Monday, December 14, 2009

Ta Da!

At long last! My apologies for taking so long to get to this post. It took us a few days to get this baby set up. It may very well have been easier to chop down a tree in the woods and lug it home. But, it was worth every blessed bit of hassle. And here it is, the stuff of dreams, the cherry on my very own vintage pink Christmas tree.

I purchased the tree two weeks ago when I saw it -- much like you're seeing it now -- beckoning from the First Class Clutter window. Between the crazy hours of Stefan's new job, and Jan (owner of First Class Clutter) begging me to let her keep it in the window for a few days, it took forever to bring Pinkie home. I'm surprised there isn't more camera shake in the shot above. As I snapped the photo, giddy with expectation, I felt like we were about to take home a brand new puppy. Pinkie is a good deal better trained, thank you very much.

I spent the morning arranging the lights, after having done some research online for instructions on the proper way to do so. I read Better Homes and Gardens "Tree Lighting 101" and promptly failed. Christmas College is hard! They claim, however, that: "Putting lights on a Christmas tree isn't hard. Following a few basic safety rules is easy, too." This is a nasty, nasty untruth and frankly I'm ashamed of BH & G for propagating such lies (and during the holiday season, no less.) I tried really, really hard to want to follow their directions. I truly did. But look at this:

1. Begin at the bottom of the tree close to the trunk. Allowing some slack or leader cord in the first strand of lights, separate the cord near the first bulb so it forms a loop. Slip the loop over one of the branchlets or greens near the trunk, and wrap the cord a few times around the green to secure it. 
2. Pull the string of lights taut to the tip of the branch, then work back toward the trunk, wrapping the cord over itself and the branch. 
3. Separate the cord again when you reach the trunk, and slip the cord over a branchlet to secure it. Carry the cord over to the next branch, wrap it around a green near the trunk, and pull it out to the tip. Wrap the cord over itself and the branch as before. 

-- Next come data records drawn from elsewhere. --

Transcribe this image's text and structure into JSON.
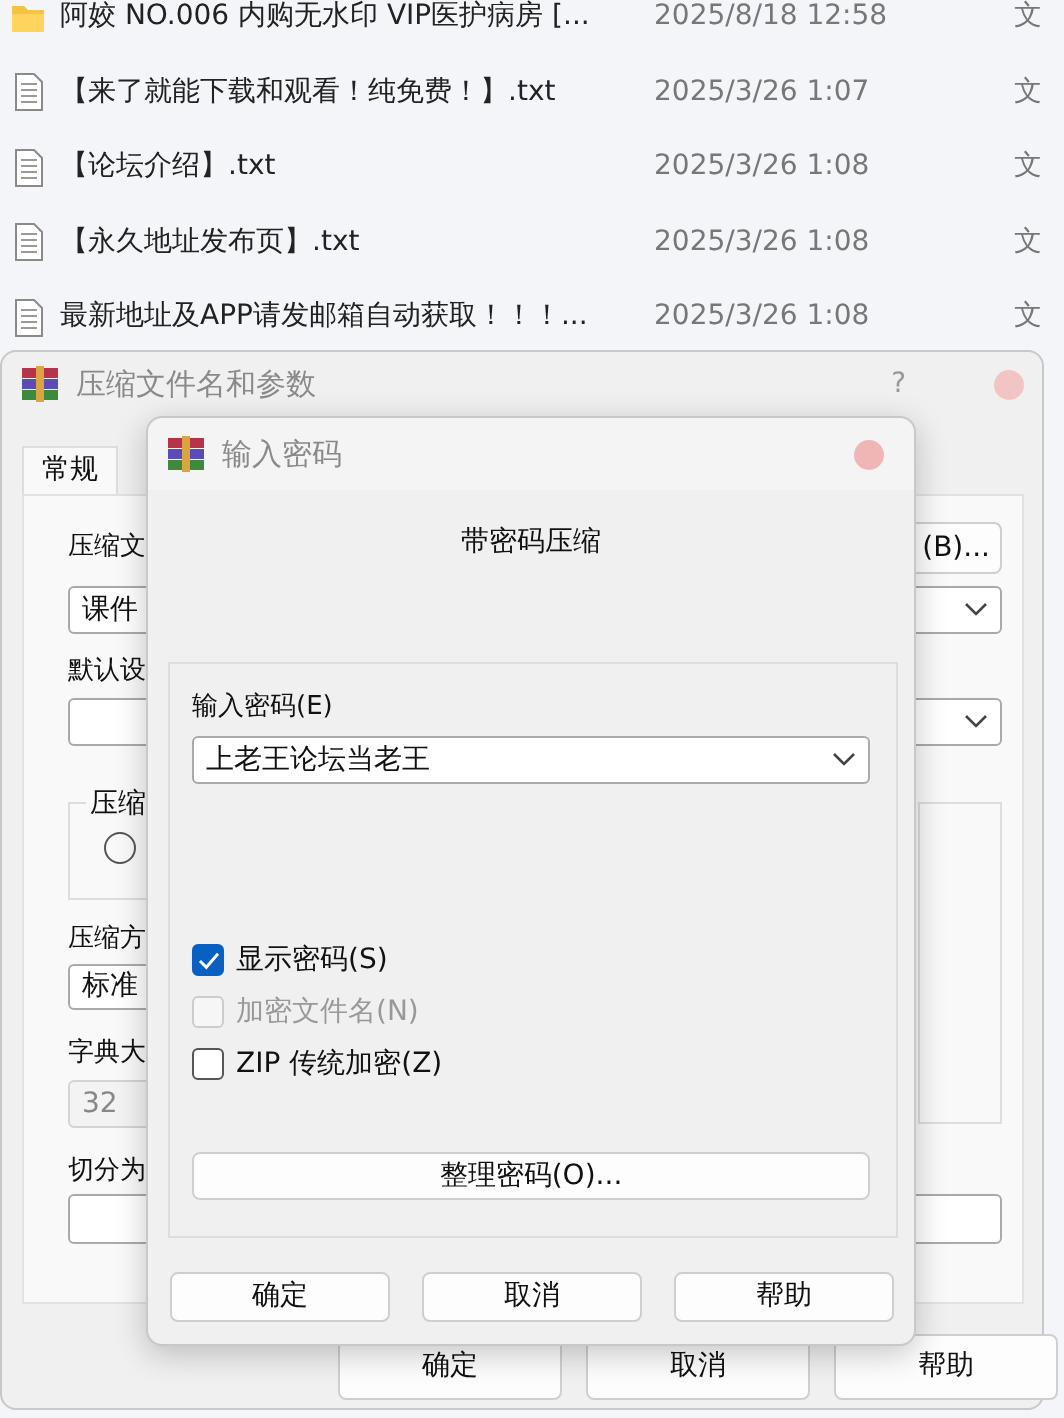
{
  "file_list": [
    {
      "kind": "folder",
      "name": "阿姣 NO.006 内购无水印 VIP医护病房 [...",
      "date": "2025/8/18 12:58",
      "type": "文"
    },
    {
      "kind": "text",
      "name": "【来了就能下载和观看！纯免费！】.txt",
      "date": "2025/3/26 1:07",
      "type": "文"
    },
    {
      "kind": "text",
      "name": "【论坛介绍】.txt",
      "date": "2025/3/26 1:08",
      "type": "文"
    },
    {
      "kind": "text",
      "name": "【永久地址发布页】.txt",
      "date": "2025/3/26 1:08",
      "type": "文"
    },
    {
      "kind": "text",
      "name": "最新地址及APP请发邮箱自动获取！！！...",
      "date": "2025/3/26 1:08",
      "type": "文"
    }
  ],
  "compress_dialog": {
    "title": "压缩文件名和参数",
    "help": "?",
    "tabs": [
      {
        "label": "常规",
        "selected": true
      }
    ],
    "archive_name": {
      "label": "压缩文",
      "value": "课件",
      "browse_button": "(B)..."
    },
    "profile": {
      "label": "默认设"
    },
    "format_group": {
      "label": "压缩",
      "radio": {
        "selected": false
      }
    },
    "method": {
      "label": "压缩方",
      "value": "标准"
    },
    "dictionary": {
      "label": "字典大",
      "value": "32",
      "disabled": true
    },
    "split": {
      "label": "切分为"
    },
    "buttons": [
      "确定",
      "取消",
      "帮助"
    ]
  },
  "password_dialog": {
    "title": "输入密码",
    "heading": "带密码压缩",
    "password": {
      "label": "输入密码(E)",
      "value": "上老王论坛当老王"
    },
    "options": [
      {
        "label": "显示密码(S)",
        "checked": true,
        "disabled": false
      },
      {
        "label": "加密文件名(N)",
        "checked": false,
        "disabled": true
      },
      {
        "label": "ZIP 传统加密(Z)",
        "checked": false,
        "disabled": false
      }
    ],
    "organize_button": "整理密码(O)...",
    "buttons": [
      "确定",
      "取消",
      "帮助"
    ]
  }
}
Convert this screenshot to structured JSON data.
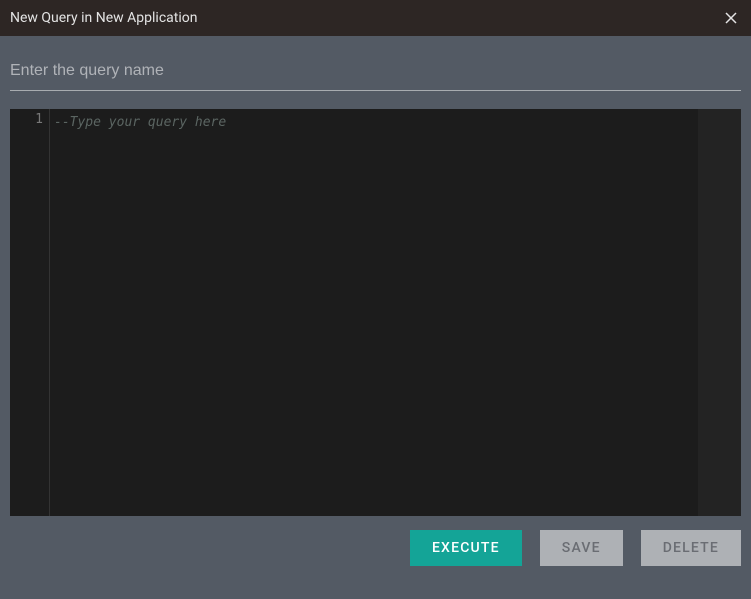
{
  "titlebar": {
    "title": "New Query in New Application"
  },
  "queryName": {
    "placeholder": "Enter the query name",
    "value": ""
  },
  "editor": {
    "lineNumber": "1",
    "placeholder": "--Type your query here"
  },
  "buttons": {
    "execute": "EXECUTE",
    "save": "SAVE",
    "delete": "DELETE"
  }
}
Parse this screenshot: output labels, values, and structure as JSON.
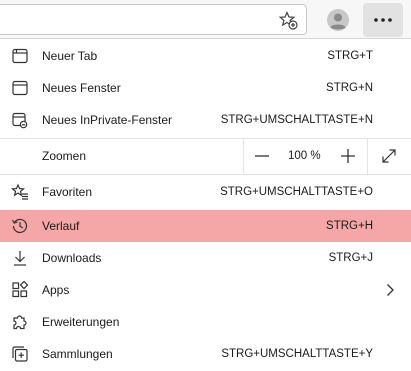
{
  "toolbar": {
    "icons": [
      "add-favorite-icon",
      "profile-icon",
      "more-icon"
    ]
  },
  "menu": {
    "items_top": [
      {
        "label": "Neuer Tab",
        "shortcut": "STRG+T",
        "icon": "new-tab-icon"
      },
      {
        "label": "Neues Fenster",
        "shortcut": "STRG+N",
        "icon": "new-window-icon"
      },
      {
        "label": "Neues InPrivate-Fenster",
        "shortcut": "STRG+UMSCHALTTASTE+N",
        "icon": "inprivate-icon"
      }
    ],
    "zoom": {
      "label": "Zoomen",
      "value": "100 %"
    },
    "items_bottom": [
      {
        "label": "Favoriten",
        "shortcut": "STRG+UMSCHALTTASTE+O",
        "icon": "favorites-icon"
      },
      {
        "label": "Verlauf",
        "shortcut": "STRG+H",
        "icon": "history-icon",
        "highlighted": true
      },
      {
        "label": "Downloads",
        "shortcut": "STRG+J",
        "icon": "download-icon"
      },
      {
        "label": "Apps",
        "shortcut": "",
        "icon": "apps-icon",
        "submenu": true
      },
      {
        "label": "Erweiterungen",
        "shortcut": "",
        "icon": "extensions-icon"
      },
      {
        "label": "Sammlungen",
        "shortcut": "STRG+UMSCHALTTASTE+Y",
        "icon": "collections-icon"
      }
    ]
  },
  "colors": {
    "highlight": "#f5a6a6",
    "toolbar_bg": "#f7f7f7",
    "more_button_bg": "#e2e2e2"
  }
}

I can barely finish reading that, never mind putting it into action. So, I did my own thing, and I don't think it's half bad. Plus, it didn't take the whole morning, and I didn't swear once. I watched my father struggle with the lights for twenty Christmases or so, and it was always a very vocal event.

Before I hang our ornaments, I want to make/find a fitting garland for Pinkie. I'm headed to Goodwill tomorrow with Karen and hopefully will find some inspiration. And perhaps some milk glass. A woman can never have enough milk glass.

Here's a final shot, pre-trimming. There's nothing like posting a photo of your living room to remind you that the ongoing de-cluttering attempts have perhaps not gone far enough. My mantle is hosting quite a few parties up there, of which (thankfully) you can only see 10% here.

I'll be back at you tomorrow night with my Goodwill finds. And, with any luck, Pinkie will be sporting some dandy trimmings.



  1. Not that I'm competing, but I'll bet I can outdo Mario in the expletive department when it comes to putting lights on a tree. And, I'm sure BH&G just writes about doing it right without doing it right. Whatever you did, it worked. LOVE IT! It's even more magnificent than it was in the window--and pinker(?)!

  2. Thanks, Bonnie! And yeah, it definitely does look pinker in the apartment! Just goes to show how little natural light I get in here...

    I'll be leaving it up for January, of course, so let's plan a day trip for you and the ladies...Lunch and tea at Loeb House, and dessert at the apartment!

  3. That tree is one of the mos tamazing things I have seen in my life. Seriously.